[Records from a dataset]
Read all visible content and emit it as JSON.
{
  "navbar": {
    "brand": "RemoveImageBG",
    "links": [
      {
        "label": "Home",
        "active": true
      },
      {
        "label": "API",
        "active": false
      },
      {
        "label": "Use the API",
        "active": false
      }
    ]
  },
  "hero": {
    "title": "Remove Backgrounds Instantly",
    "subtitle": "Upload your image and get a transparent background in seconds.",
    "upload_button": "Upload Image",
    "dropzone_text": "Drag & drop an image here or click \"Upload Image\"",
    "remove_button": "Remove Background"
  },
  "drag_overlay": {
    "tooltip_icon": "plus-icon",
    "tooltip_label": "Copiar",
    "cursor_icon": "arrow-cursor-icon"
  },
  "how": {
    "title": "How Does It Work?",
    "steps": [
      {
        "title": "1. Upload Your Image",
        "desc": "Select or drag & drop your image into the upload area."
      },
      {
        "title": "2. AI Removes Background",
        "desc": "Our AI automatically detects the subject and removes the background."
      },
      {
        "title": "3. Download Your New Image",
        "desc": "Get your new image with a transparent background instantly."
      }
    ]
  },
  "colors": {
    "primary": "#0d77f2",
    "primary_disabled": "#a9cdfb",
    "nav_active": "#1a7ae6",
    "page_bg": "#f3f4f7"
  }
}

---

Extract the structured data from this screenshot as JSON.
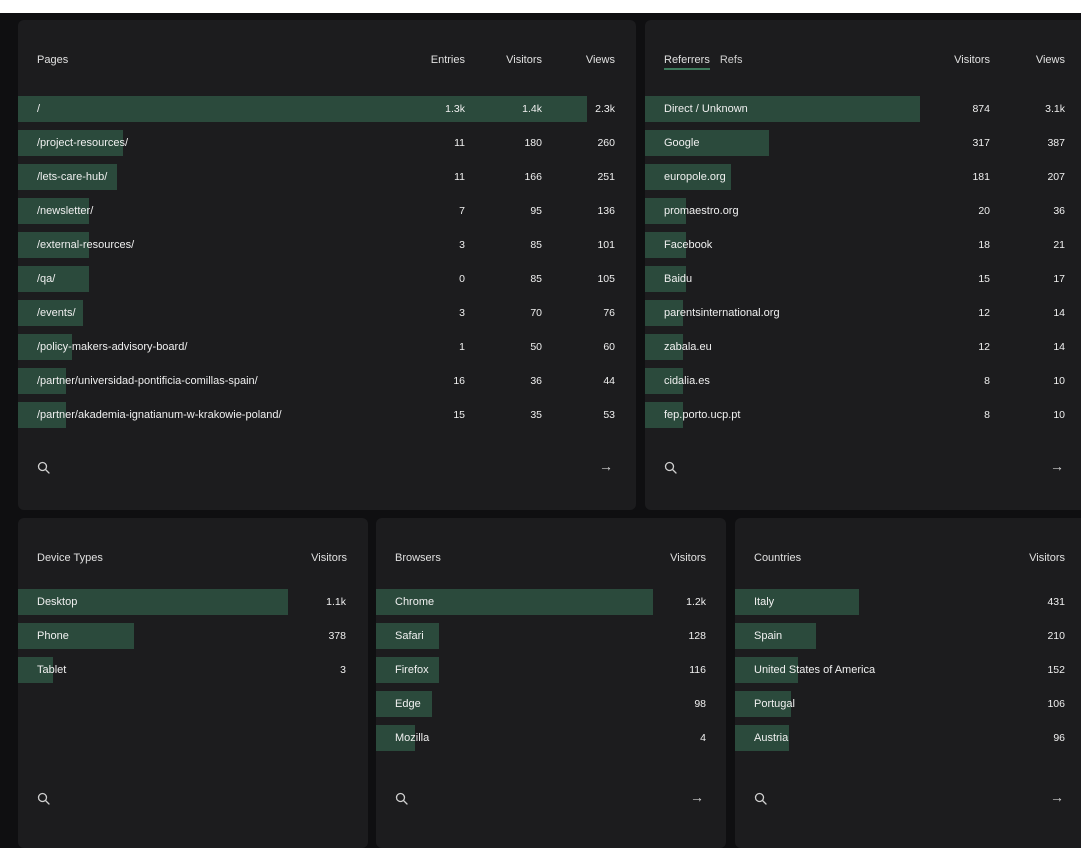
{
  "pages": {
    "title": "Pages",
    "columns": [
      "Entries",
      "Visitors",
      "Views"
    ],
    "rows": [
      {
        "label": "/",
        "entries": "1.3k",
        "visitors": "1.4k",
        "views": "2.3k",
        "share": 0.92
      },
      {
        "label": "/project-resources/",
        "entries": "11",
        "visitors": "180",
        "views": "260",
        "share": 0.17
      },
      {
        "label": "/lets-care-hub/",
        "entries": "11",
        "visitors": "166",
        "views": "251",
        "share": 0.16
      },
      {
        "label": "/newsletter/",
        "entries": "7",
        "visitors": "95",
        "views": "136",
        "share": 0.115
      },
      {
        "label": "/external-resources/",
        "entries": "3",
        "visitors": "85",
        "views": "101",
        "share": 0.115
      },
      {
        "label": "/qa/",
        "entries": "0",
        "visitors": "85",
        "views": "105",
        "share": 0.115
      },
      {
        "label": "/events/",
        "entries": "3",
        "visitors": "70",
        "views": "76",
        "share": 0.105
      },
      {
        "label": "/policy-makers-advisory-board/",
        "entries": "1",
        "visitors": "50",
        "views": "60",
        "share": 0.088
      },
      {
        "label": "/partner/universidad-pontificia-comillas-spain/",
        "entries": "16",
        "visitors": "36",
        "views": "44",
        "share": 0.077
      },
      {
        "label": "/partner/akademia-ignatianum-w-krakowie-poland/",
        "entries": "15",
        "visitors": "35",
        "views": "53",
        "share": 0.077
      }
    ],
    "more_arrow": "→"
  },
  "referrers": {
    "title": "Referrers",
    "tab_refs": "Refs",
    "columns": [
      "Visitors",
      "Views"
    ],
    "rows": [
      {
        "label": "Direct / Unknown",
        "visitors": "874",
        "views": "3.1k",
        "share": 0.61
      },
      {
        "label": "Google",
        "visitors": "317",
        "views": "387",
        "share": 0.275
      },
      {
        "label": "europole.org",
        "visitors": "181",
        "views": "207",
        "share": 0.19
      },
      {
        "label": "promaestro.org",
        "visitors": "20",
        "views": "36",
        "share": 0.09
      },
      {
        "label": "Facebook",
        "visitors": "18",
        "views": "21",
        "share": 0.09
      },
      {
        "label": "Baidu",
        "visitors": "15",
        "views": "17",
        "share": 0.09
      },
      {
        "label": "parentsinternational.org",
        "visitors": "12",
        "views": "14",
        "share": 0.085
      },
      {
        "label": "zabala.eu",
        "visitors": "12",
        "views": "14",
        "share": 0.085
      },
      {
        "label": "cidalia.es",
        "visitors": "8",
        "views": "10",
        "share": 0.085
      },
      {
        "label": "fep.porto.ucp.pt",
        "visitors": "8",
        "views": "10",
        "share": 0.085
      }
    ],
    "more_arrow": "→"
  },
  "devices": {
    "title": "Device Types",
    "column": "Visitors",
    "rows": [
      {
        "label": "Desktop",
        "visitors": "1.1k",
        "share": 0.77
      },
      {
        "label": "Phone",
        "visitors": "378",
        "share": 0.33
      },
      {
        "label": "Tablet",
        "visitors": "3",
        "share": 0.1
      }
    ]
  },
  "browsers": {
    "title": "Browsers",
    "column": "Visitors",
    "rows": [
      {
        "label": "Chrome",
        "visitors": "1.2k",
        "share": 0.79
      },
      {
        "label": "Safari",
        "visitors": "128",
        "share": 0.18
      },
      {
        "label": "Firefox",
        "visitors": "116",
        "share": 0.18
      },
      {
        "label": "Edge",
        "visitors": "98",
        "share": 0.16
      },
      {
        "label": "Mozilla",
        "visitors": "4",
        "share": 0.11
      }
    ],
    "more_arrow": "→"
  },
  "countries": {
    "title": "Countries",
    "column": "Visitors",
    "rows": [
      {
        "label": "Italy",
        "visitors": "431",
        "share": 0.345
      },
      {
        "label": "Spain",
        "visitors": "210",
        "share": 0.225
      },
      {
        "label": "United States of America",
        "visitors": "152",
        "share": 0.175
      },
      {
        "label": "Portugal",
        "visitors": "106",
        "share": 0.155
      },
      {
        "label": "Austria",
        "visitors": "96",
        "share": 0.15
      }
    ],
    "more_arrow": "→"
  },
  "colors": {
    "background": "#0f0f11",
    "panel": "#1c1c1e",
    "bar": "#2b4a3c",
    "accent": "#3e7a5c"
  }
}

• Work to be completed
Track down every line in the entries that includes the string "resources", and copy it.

• Your solution
        "label": "/project-resources/",
        "label": "/external-resources/",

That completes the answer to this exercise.